From the records below, copy each line in which the string "this" occurs.

START RECORD EXCERPTS

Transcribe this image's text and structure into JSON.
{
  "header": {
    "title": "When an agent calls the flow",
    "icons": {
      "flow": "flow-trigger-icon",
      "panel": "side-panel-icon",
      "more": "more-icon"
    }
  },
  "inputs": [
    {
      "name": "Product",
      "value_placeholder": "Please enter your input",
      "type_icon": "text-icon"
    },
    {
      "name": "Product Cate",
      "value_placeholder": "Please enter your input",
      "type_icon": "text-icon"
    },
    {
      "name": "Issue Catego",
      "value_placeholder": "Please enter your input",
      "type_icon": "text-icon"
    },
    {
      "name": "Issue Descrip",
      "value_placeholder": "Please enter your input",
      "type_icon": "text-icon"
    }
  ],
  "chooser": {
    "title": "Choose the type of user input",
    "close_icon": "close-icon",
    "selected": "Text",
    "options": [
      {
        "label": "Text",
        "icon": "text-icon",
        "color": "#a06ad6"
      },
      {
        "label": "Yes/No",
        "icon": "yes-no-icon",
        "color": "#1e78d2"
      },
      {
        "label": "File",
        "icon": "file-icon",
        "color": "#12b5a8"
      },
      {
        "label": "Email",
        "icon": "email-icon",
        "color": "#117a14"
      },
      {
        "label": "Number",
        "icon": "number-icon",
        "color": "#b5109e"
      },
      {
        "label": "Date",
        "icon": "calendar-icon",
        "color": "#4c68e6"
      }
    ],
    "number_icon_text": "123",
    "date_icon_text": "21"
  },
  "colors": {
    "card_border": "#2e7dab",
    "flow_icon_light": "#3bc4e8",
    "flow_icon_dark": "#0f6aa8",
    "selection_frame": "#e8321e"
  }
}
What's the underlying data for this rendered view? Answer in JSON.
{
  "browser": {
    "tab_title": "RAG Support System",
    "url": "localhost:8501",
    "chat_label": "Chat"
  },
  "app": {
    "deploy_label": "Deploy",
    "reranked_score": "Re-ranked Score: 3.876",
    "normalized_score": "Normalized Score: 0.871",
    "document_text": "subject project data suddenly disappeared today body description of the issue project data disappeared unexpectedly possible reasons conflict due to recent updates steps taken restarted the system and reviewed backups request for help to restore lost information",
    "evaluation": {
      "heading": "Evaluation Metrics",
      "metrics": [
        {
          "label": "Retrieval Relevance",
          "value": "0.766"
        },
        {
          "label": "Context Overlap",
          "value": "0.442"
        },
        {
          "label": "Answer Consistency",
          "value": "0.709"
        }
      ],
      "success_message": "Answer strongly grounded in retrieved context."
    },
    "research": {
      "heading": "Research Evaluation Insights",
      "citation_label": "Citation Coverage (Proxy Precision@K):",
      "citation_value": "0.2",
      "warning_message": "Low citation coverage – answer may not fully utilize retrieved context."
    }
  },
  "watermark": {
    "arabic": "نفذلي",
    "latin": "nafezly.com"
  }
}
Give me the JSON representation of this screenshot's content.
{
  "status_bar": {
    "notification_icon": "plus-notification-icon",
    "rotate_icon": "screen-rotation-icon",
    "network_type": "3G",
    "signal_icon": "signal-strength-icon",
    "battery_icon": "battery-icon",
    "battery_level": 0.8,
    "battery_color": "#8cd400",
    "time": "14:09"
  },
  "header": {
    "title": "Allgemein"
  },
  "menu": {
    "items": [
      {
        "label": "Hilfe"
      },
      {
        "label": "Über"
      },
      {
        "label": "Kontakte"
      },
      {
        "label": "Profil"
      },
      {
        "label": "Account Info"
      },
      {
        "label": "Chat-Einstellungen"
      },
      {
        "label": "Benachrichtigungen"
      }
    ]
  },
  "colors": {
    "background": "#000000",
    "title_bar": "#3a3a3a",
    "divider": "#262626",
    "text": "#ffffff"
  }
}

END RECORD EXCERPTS

FINISHED EXERCISE:
Transcribe this image's text and structure into JSON.
What's the underlying data for this rendered view? Answer in JSON.
Give me the JSON representation of this screenshot's content.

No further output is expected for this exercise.